AIG, the US insurance giant whose collapse two years ago this week led to the largest government bailout of the credit crisis, is just weeks away from unveiling a privatisation plan and a push to repay American taxpayers.
The company believes it is now close to repaying emergency loans from the US central bank, the Federal Reserve, and is turning its attention to its relationship with the US Treasury, which took an 80 per cent ownership stake in September 2008.
The favoured option would initially increase the government's stake to more than 90 per cent, because the Treasury will convert $49.1bn of preference shares into common equity that can more easily be sold on the stock market, according to reports yesterday. The Treasury would then sell the stake in chunks, probably beginning in the first half of next year.

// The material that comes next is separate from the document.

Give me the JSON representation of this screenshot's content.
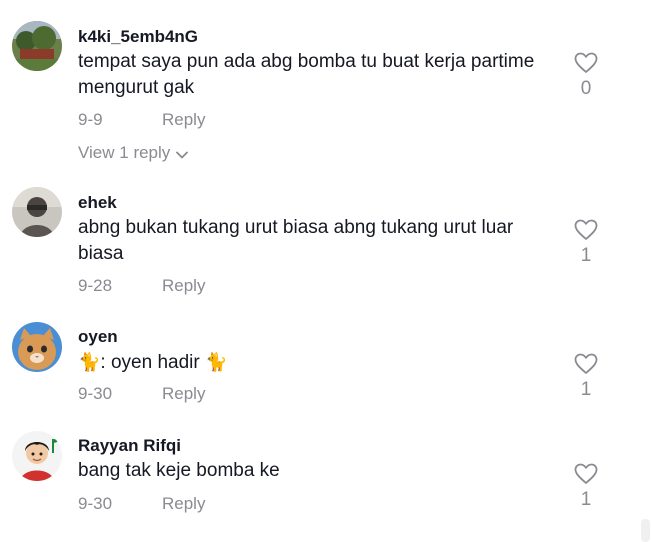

The federal government and the Federal Reserve advanced up to $180bn in aid to AIG when it became clear that disastrous bets on mortgage derivatives had overwhelmed what had previous been a staid general and life insurance group. The company was in effect insuring hundreds of billions of dollars of complex mortgage investments for banks around the world, and the authorities calculated that the consequences of its bankruptcy would have been intolerable.
After numerous restructurings, the Fed is now showing a profit on some of the AIG assets it funded, and its other loans will be repaid with the proceeds of the disposal of subsidiaries including Alico and AIA. The latter is going ahead with a flotation after its sale to Prudential was vetoed by the UK group's shareholders. All in all, AIG still owes $102bn, according to its most recent quarterly report.
The discussions between AIG and the Treasury were first reported by The Wall Street Journal. AIG declined to comment on the details of any talks, but said: "Our objectives remain the same: to repay taxpayers and position AIG over time as a strong, independent company worthy of investor confidence."Reuse content